EXERCISE AIM: When the string "What" is part of a line below, that line should be copied.

(Stored dataset items)
____________
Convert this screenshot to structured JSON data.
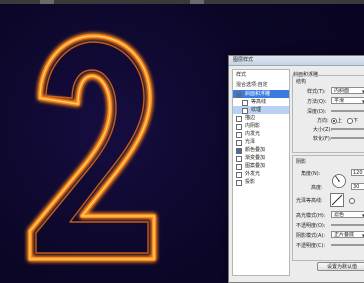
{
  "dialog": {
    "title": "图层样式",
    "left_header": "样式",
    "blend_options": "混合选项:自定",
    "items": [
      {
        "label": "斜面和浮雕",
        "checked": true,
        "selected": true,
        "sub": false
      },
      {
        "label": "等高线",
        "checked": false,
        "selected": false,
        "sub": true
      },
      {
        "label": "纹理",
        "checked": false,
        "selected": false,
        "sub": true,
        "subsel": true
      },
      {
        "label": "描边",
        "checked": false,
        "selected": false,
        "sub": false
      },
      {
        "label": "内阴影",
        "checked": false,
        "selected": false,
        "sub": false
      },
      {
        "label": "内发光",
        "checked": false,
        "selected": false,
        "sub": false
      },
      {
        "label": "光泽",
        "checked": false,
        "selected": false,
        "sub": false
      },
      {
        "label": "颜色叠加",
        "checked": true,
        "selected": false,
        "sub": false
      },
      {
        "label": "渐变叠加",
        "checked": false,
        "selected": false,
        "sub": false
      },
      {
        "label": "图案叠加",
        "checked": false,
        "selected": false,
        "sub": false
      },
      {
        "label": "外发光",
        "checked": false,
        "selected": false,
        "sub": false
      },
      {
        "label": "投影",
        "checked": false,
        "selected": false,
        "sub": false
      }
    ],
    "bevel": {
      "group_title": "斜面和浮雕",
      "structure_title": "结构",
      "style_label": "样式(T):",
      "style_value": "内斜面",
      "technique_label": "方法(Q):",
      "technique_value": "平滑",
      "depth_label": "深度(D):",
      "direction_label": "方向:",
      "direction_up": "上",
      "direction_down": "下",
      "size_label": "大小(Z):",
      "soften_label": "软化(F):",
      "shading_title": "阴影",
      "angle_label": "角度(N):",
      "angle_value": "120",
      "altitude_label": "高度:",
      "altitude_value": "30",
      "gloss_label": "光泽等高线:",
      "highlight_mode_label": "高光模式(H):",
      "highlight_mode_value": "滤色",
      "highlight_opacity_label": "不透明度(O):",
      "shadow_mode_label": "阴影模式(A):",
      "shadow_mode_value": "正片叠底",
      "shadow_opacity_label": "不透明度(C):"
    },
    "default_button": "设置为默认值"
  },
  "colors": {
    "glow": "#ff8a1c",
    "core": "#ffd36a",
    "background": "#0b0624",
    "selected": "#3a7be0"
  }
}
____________
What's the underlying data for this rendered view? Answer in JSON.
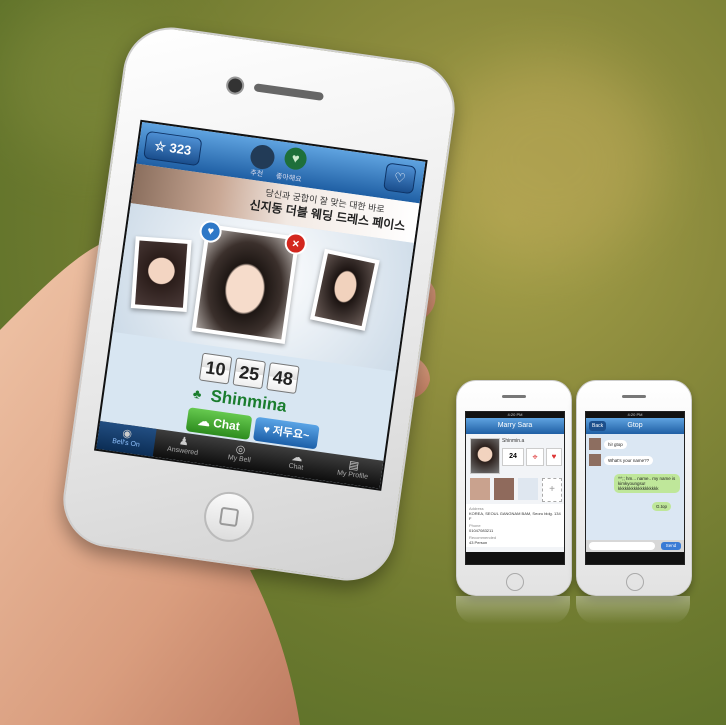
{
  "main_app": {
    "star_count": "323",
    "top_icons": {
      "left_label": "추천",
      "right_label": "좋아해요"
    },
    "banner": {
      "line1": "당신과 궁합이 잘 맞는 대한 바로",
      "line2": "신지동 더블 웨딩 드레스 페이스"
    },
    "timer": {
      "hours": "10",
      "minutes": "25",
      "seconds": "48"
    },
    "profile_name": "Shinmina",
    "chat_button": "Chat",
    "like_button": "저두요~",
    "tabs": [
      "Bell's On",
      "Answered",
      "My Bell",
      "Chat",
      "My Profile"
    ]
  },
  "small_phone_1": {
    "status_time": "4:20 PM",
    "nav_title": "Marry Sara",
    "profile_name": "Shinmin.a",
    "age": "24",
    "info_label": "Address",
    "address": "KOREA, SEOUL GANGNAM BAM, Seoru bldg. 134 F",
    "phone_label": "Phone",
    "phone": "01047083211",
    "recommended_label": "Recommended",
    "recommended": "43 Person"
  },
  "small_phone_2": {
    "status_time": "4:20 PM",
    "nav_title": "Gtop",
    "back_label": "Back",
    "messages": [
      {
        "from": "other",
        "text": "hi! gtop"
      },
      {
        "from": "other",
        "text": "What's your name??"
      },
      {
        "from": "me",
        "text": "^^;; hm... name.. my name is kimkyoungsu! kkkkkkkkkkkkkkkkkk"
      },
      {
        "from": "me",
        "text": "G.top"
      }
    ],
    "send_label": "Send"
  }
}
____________
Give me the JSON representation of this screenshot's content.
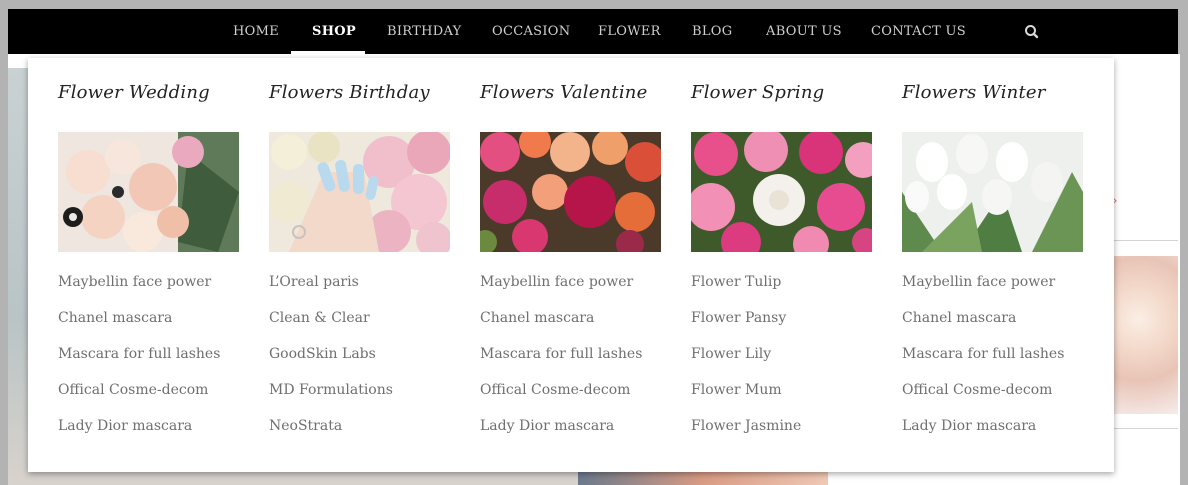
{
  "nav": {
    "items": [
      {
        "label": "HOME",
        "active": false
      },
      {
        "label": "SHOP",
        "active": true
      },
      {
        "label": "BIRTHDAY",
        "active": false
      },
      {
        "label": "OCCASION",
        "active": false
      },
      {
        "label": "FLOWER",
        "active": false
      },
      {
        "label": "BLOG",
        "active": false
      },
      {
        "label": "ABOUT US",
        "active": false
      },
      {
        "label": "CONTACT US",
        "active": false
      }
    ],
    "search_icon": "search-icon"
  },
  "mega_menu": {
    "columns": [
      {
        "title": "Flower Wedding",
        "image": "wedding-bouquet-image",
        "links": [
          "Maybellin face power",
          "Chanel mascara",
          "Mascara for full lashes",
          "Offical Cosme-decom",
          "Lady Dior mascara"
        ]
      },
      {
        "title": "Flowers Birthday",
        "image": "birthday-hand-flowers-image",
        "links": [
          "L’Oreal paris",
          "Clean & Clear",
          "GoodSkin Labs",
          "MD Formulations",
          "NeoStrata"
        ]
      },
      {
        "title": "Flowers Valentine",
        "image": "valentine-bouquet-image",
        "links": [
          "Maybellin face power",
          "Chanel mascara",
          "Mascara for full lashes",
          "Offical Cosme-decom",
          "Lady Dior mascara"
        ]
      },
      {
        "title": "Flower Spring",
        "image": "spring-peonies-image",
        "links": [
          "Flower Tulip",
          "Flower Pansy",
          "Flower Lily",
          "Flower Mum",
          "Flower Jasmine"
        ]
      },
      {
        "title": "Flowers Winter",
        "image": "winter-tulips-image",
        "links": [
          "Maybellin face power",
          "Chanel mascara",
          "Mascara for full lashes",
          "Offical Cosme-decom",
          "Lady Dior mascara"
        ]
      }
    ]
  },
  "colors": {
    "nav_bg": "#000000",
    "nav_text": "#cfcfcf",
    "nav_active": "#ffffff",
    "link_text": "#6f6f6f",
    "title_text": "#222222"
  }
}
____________
RESPONSE:
What's the underlying data for this rendered view? Answer in JSON.
        "text": "What's your name??"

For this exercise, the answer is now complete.